Child support orders are unlike any other divorce provision because they are backed up with both state and federal laws to ensure compliance, identification of parents, and dire consequences for not paying what is owed. If your ex is not obeying court-ordered child support provisions, read on to find out where to turn and what to do.
Dependent on the Funds
Unfortunately, not all custodial parents have the means to provide food, shelter, clothing, and the medical needs of a child. Child support places the responsibility for providing for the child on both parents. However, the parent with the most financial means may be asked to do more. When that support is taken away, the receiving parent and child are bound to suffer.
How Government Agencies Get Involved
Not only are children considered vulnerable and innocent, but they are protected by laws for another reason. When a parent is unable to make ends meet, they often turn to government agencies for help.

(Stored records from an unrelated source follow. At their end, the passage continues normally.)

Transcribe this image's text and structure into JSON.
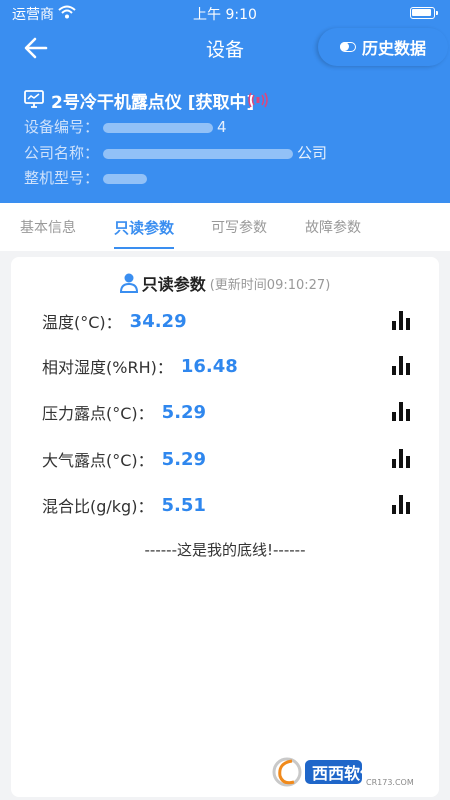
{
  "status_bar": {
    "carrier": "运营商",
    "time": "上午 9:10"
  },
  "nav": {
    "title": "设备",
    "history_label": "历史数据"
  },
  "device": {
    "title": "2号冷干机露点仪 [获取中]",
    "serial_label": "设备编号：",
    "serial_tail": "4",
    "company_label": "公司名称：",
    "company_tail": "公司",
    "model_label": "整机型号："
  },
  "tabs": [
    {
      "label": "基本信息"
    },
    {
      "label": "只读参数"
    },
    {
      "label": "可写参数"
    },
    {
      "label": "故障参数"
    }
  ],
  "card": {
    "title": "只读参数",
    "update_time": "(更新时间09:10:27)",
    "params": [
      {
        "label": "温度(°C)：",
        "value": "34.29"
      },
      {
        "label": "相对湿度(%RH)：",
        "value": "16.48"
      },
      {
        "label": "压力露点(°C)：",
        "value": "5.29"
      },
      {
        "label": "大气露点(°C)：",
        "value": "5.29"
      },
      {
        "label": "混合比(g/kg)：",
        "value": "5.51"
      }
    ],
    "bottom_line": "------这是我的底线!------"
  },
  "watermark": {
    "text": "西西软件园",
    "site": "CR173.COM"
  },
  "colors": {
    "primary": "#3a8ef0",
    "value": "#2f87ee",
    "signal": "#e0457b"
  }
}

Strict child support enforcement laws turn the table so that a parent is not as dependent on government aid like food stamps and housing assistance.
Steps to Take When Child Support Stops
- Talk to your ex and find out what is going on. They may have lost their job, are ill, or have other reasons that may be temporary. However, you should not contact your ex's employer. That could place their job in jeopardy and could remove that funding source.
- Talk to your attorney. They can remind your spouse of the legal ramifications of not complying with the child support orders.
- Your lawyer may request a hearing if your ex is claiming a job loss and child support may be recalculated. Be certain that your ex is being honest about their financial status.
- Contact your local child enforcement agency. They help parents by locating uninvolved ex's, finding parental hidden assets, and issuing arrest warrants.
- If a parent has the ability to pay, steps can be taken to garnish their wages. This is done via a court order and directs the ex's employer to remove a certain percentage of their pay before they are paid.
- If your ex is owed a tax refund, that money can be seized and paid toward back child support.
- Other common consequences for failing to pay child support include loss of a drivers' license, loss of government aid, arrest, and jail.
To find out more about what you can do when child support stops, speak to your lawyer. A child support attorney can provide additional information.Share